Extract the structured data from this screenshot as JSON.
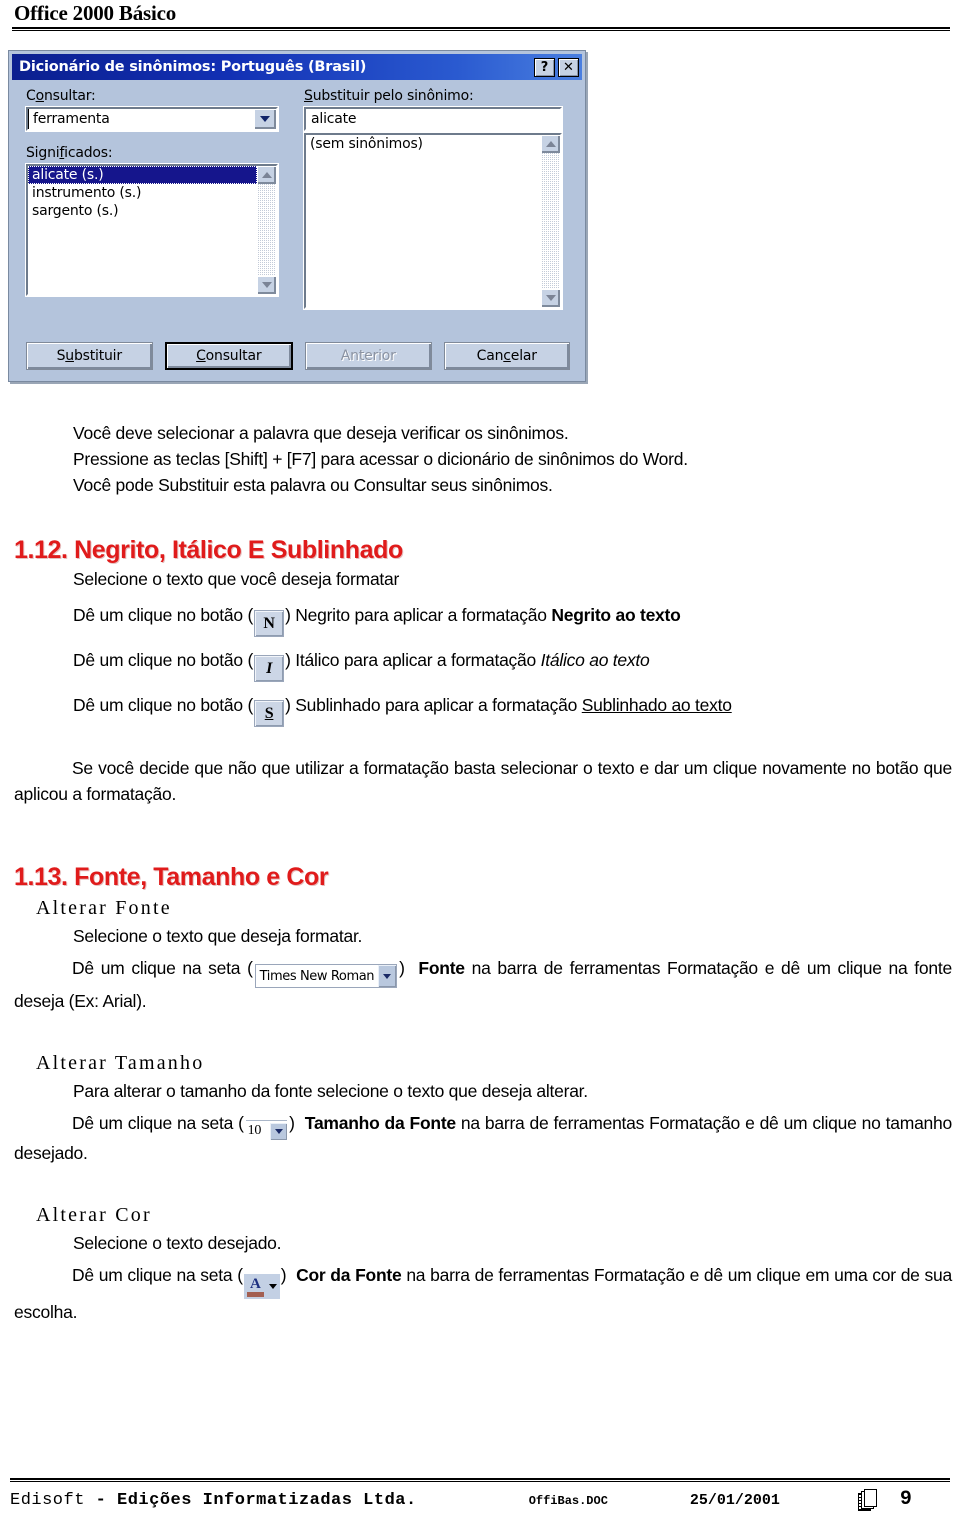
{
  "header": {
    "title": "Office 2000 Básico"
  },
  "dialog": {
    "title": "Dicionário de sinônimos: Português (Brasil)",
    "help_button": "?",
    "close_button": "✕",
    "consultar_label": "Consultar:",
    "consultar_value": "ferramenta",
    "substituir_label": "Substituir pelo sinônimo:",
    "substituir_value": "alicate",
    "significados_label": "Significados:",
    "meanings": [
      "alicate (s.)",
      "instrumento (s.)",
      "sargento (s.)"
    ],
    "synonyms": [
      "(sem sinônimos)"
    ],
    "buttons": {
      "substituir": "Substituir",
      "consultar": "Consultar",
      "anterior": "Anterior",
      "cancelar": "Cancelar"
    }
  },
  "intro": {
    "line1": "Você deve selecionar a palavra que deseja verificar os sinônimos.",
    "line2": "Pressione as teclas [Shift] + [F7] para acessar o dicionário de sinônimos do Word.",
    "line3": "Você pode Substituir esta palavra ou Consultar seus sinônimos."
  },
  "section_112": {
    "heading": "1.12. Negrito, Itálico E Sublinhado",
    "intro": "Selecione o texto que você deseja formatar",
    "bold_line": {
      "prefix": "Dê um clique no botão (",
      "icon_label": "N",
      "middle": ") Negrito para aplicar a formatação ",
      "emphasis": "Negrito ao texto"
    },
    "italic_line": {
      "prefix": "Dê um clique no botão (",
      "icon_label": "I",
      "middle": ") Itálico para aplicar a formatação ",
      "emphasis": "Itálico ao texto"
    },
    "underline_line": {
      "prefix": "Dê um clique no botão (",
      "icon_label": "S",
      "middle": ") Sublinhado para aplicar a formatação ",
      "emphasis": "Sublinhado ao texto"
    },
    "note": "Se você decide que não que utilizar a formatação basta selecionar o texto e dar um clique novamente no botão que aplicou a formatação."
  },
  "section_113": {
    "heading": "1.13. Fonte, Tamanho e Cor",
    "fonte": {
      "sub_heading": "Alterar Fonte",
      "line1": "Selecione o texto que deseja formatar.",
      "prefix": "Dê um clique na seta (",
      "combo_value": "Times New Roman",
      "close_paren": ")",
      "bold_term": "Fonte",
      "suffix": " na barra de ferramentas Formatação e dê um clique na fonte deseja (Ex: Arial)."
    },
    "tamanho": {
      "sub_heading": "Alterar Tamanho",
      "line1": "Para alterar o tamanho da fonte selecione o texto que deseja alterar.",
      "prefix": "Dê um clique na seta (",
      "size_value": "10",
      "close_paren": ")",
      "bold_term": "Tamanho da Fonte",
      "suffix": " na barra de ferramentas Formatação e dê um clique no tamanho desejado."
    },
    "cor": {
      "sub_heading": "Alterar Cor",
      "line1": "Selecione o texto desejado.",
      "prefix": "Dê um clique na seta (",
      "icon_letter": "A",
      "close_paren": ")",
      "bold_term": "Cor da Fonte",
      "suffix": " na barra de ferramentas Formatação e dê um clique em uma cor de sua escolha."
    }
  },
  "footer": {
    "company_prefix": "Edisoft ",
    "company_rest": "- Edições Informatizadas Ltda.",
    "doc_name": "OffiBas.DOC",
    "date": "25/01/2001",
    "page_number": "9"
  },
  "colors": {
    "heading_red": "#e01b1b",
    "title_bar_blue": "#0b1f8f",
    "dialog_face": "#b4c4dc",
    "selection_blue": "#15158c",
    "font_color_letter": "#1c2f80",
    "font_color_bar": "#a35f52"
  }
}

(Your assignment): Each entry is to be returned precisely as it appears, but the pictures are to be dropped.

(The answer):
Extract the structured data from this screenshot as JSON.
{
  "header": {
    "title": "Office 2000 Básico"
  },
  "dialog": {
    "title": "Dicionário de sinônimos: Português (Brasil)",
    "help_button": "?",
    "close_button": "✕",
    "consultar_label": "Consultar:",
    "consultar_value": "ferramenta",
    "substituir_label": "Substituir pelo sinônimo:",
    "substituir_value": "alicate",
    "significados_label": "Significados:",
    "meanings": [
      "alicate (s.)",
      "instrumento (s.)",
      "sargento (s.)"
    ],
    "synonyms": [
      "(sem sinônimos)"
    ],
    "buttons": {
      "substituir": "Substituir",
      "consultar": "Consultar",
      "anterior": "Anterior",
      "cancelar": "Cancelar"
    }
  },
  "intro": {
    "line1": "Você deve selecionar a palavra que deseja verificar os sinônimos.",
    "line2": "Pressione as teclas [Shift] + [F7] para acessar o dicionário de sinônimos do Word.",
    "line3": "Você pode Substituir esta palavra ou Consultar seus sinônimos."
  },
  "section_112": {
    "heading": "1.12. Negrito, Itálico E Sublinhado",
    "intro": "Selecione o texto que você deseja formatar",
    "bold_line": {
      "prefix": "Dê um clique no botão (",
      "icon_label": "N",
      "middle": ") Negrito para aplicar a formatação ",
      "emphasis": "Negrito ao texto"
    },
    "italic_line": {
      "prefix": "Dê um clique no botão (",
      "icon_label": "I",
      "middle": ") Itálico para aplicar a formatação ",
      "emphasis": "Itálico ao texto"
    },
    "underline_line": {
      "prefix": "Dê um clique no botão (",
      "icon_label": "S",
      "middle": ") Sublinhado para aplicar a formatação ",
      "emphasis": "Sublinhado ao texto"
    },
    "note": "Se você decide que não que utilizar a formatação basta selecionar o texto e dar um clique novamente no botão que aplicou a formatação."
  },
  "section_113": {
    "heading": "1.13. Fonte, Tamanho e Cor",
    "fonte": {
      "sub_heading": "Alterar Fonte",
      "line1": "Selecione o texto que deseja formatar.",
      "prefix": "Dê um clique na seta (",
      "combo_value": "Times New Roman",
      "close_paren": ")",
      "bold_term": "Fonte",
      "suffix": " na barra de ferramentas Formatação e dê um clique na fonte deseja (Ex: Arial)."
    },
    "tamanho": {
      "sub_heading": "Alterar Tamanho",
      "line1": "Para alterar o tamanho da fonte selecione o texto que deseja alterar.",
      "prefix": "Dê um clique na seta (",
      "size_value": "10",
      "close_paren": ")",
      "bold_term": "Tamanho da Fonte",
      "suffix": " na barra de ferramentas Formatação e dê um clique no tamanho desejado."
    },
    "cor": {
      "sub_heading": "Alterar Cor",
      "line1": "Selecione o texto desejado.",
      "prefix": "Dê um clique na seta (",
      "icon_letter": "A",
      "close_paren": ")",
      "bold_term": "Cor da Fonte",
      "suffix": " na barra de ferramentas Formatação e dê um clique em uma cor de sua escolha."
    }
  },
  "footer": {
    "company_prefix": "Edisoft ",
    "company_rest": "- Edições Informatizadas Ltda.",
    "doc_name": "OffiBas.DOC",
    "date": "25/01/2001",
    "page_number": "9"
  },
  "colors": {
    "heading_red": "#e01b1b",
    "title_bar_blue": "#0b1f8f",
    "dialog_face": "#b4c4dc",
    "selection_blue": "#15158c",
    "font_color_letter": "#1c2f80",
    "font_color_bar": "#a35f52"
  }
}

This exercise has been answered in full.